What lines in the records below include the word "that"? Return each one.

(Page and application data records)
□ □ □ □

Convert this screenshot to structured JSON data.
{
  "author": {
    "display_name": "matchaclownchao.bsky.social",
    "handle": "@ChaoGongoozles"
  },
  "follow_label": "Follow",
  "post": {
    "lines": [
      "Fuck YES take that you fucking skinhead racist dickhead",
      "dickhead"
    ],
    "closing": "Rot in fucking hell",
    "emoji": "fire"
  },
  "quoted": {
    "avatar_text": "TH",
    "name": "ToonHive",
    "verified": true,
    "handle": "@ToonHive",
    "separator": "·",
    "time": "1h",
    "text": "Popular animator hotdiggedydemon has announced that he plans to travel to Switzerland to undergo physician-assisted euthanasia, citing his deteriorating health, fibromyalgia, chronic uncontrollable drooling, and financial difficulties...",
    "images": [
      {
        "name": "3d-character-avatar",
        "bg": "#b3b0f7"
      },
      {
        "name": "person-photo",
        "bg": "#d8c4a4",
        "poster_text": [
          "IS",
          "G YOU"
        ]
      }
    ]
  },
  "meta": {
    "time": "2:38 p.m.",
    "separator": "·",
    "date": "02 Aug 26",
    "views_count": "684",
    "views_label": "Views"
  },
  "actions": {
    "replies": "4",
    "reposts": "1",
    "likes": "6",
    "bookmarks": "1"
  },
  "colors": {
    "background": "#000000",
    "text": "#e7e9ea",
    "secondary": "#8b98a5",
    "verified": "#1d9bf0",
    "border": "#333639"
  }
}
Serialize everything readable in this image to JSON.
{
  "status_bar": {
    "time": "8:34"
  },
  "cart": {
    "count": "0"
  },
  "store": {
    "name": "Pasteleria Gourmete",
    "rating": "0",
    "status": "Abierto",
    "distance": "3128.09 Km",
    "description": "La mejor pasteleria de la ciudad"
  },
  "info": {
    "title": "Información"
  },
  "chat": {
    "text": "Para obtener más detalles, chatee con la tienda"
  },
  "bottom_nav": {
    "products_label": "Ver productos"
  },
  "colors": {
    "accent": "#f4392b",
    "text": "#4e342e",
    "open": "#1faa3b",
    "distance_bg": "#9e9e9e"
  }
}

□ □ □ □

ANSWER BELOW >>
      "Fuck YES take that you fucking skinhead racist dickhead",
    "text": "Popular animator hotdiggedydemon has announced that he plans to travel to Switzerland to undergo physician-assisted euthanasia, citing his deteriorating health, fibromyalgia, chronic uncontrollable drooling, and financial difficulties...",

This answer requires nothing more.